• [What needs to be done] For every record below, write out an exact copy.

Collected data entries
%%

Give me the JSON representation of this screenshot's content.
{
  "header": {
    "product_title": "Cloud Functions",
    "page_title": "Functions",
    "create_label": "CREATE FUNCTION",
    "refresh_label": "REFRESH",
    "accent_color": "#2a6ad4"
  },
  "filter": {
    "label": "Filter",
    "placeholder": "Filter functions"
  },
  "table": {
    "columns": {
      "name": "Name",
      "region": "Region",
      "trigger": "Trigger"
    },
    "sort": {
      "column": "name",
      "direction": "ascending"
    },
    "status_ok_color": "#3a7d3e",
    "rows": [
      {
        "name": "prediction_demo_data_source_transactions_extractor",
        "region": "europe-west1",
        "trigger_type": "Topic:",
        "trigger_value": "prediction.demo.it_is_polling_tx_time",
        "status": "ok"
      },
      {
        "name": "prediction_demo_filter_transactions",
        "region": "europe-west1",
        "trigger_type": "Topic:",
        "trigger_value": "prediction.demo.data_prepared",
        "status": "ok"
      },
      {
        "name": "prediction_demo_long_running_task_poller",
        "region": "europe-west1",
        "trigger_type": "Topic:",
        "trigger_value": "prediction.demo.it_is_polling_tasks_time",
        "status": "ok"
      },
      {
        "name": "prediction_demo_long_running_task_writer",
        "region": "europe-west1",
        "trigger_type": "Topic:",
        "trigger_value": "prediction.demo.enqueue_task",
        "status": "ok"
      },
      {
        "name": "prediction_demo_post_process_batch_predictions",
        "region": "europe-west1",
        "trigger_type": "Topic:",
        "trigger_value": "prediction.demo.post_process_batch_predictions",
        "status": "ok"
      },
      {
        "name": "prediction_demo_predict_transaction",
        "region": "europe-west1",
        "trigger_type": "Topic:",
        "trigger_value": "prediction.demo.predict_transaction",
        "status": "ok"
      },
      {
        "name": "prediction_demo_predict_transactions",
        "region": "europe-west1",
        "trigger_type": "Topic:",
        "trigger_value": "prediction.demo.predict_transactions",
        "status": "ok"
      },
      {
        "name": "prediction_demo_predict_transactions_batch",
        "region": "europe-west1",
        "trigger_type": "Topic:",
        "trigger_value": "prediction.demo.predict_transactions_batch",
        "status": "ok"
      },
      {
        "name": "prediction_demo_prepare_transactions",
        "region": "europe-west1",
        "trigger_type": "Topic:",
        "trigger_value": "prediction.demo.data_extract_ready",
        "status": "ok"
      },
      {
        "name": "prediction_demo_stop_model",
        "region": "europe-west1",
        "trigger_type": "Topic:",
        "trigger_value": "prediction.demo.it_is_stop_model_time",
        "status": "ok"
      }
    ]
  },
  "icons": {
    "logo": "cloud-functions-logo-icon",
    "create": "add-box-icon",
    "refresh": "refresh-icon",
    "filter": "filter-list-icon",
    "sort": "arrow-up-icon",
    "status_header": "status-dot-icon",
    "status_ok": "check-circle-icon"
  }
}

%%

• [Answer space]
Give me the JSON representation of this screenshot's content.
{
  "header": {
    "product_title": "Cloud Functions",
    "page_title": "Functions",
    "create_label": "CREATE FUNCTION",
    "refresh_label": "REFRESH",
    "accent_color": "#2a6ad4"
  },
  "filter": {
    "label": "Filter",
    "placeholder": "Filter functions"
  },
  "table": {
    "columns": {
      "name": "Name",
      "region": "Region",
      "trigger": "Trigger"
    },
    "sort": {
      "column": "name",
      "direction": "ascending"
    },
    "status_ok_color": "#3a7d3e",
    "rows": [
      {
        "name": "prediction_demo_data_source_transactions_extractor",
        "region": "europe-west1",
        "trigger_type": "Topic:",
        "trigger_value": "prediction.demo.it_is_polling_tx_time",
        "status": "ok"
      },
      {
        "name": "prediction_demo_filter_transactions",
        "region": "europe-west1",
        "trigger_type": "Topic:",
        "trigger_value": "prediction.demo.data_prepared",
        "status": "ok"
      },
      {
        "name": "prediction_demo_long_running_task_poller",
        "region": "europe-west1",
        "trigger_type": "Topic:",
        "trigger_value": "prediction.demo.it_is_polling_tasks_time",
        "status": "ok"
      },
      {
        "name": "prediction_demo_long_running_task_writer",
        "region": "europe-west1",
        "trigger_type": "Topic:",
        "trigger_value": "prediction.demo.enqueue_task",
        "status": "ok"
      },
      {
        "name": "prediction_demo_post_process_batch_predictions",
        "region": "europe-west1",
        "trigger_type": "Topic:",
        "trigger_value": "prediction.demo.post_process_batch_predictions",
        "status": "ok"
      },
      {
        "name": "prediction_demo_predict_transaction",
        "region": "europe-west1",
        "trigger_type": "Topic:",
        "trigger_value": "prediction.demo.predict_transaction",
        "status": "ok"
      },
      {
        "name": "prediction_demo_predict_transactions",
        "region": "europe-west1",
        "trigger_type": "Topic:",
        "trigger_value": "prediction.demo.predict_transactions",
        "status": "ok"
      },
      {
        "name": "prediction_demo_predict_transactions_batch",
        "region": "europe-west1",
        "trigger_type": "Topic:",
        "trigger_value": "prediction.demo.predict_transactions_batch",
        "status": "ok"
      },
      {
        "name": "prediction_demo_prepare_transactions",
        "region": "europe-west1",
        "trigger_type": "Topic:",
        "trigger_value": "prediction.demo.data_extract_ready",
        "status": "ok"
      },
      {
        "name": "prediction_demo_stop_model",
        "region": "europe-west1",
        "trigger_type": "Topic:",
        "trigger_value": "prediction.demo.it_is_stop_model_time",
        "status": "ok"
      }
    ]
  },
  "icons": {
    "logo": "cloud-functions-logo-icon",
    "create": "add-box-icon",
    "refresh": "refresh-icon",
    "filter": "filter-list-icon",
    "sort": "arrow-up-icon",
    "status_header": "status-dot-icon",
    "status_ok": "check-circle-icon"
  }
}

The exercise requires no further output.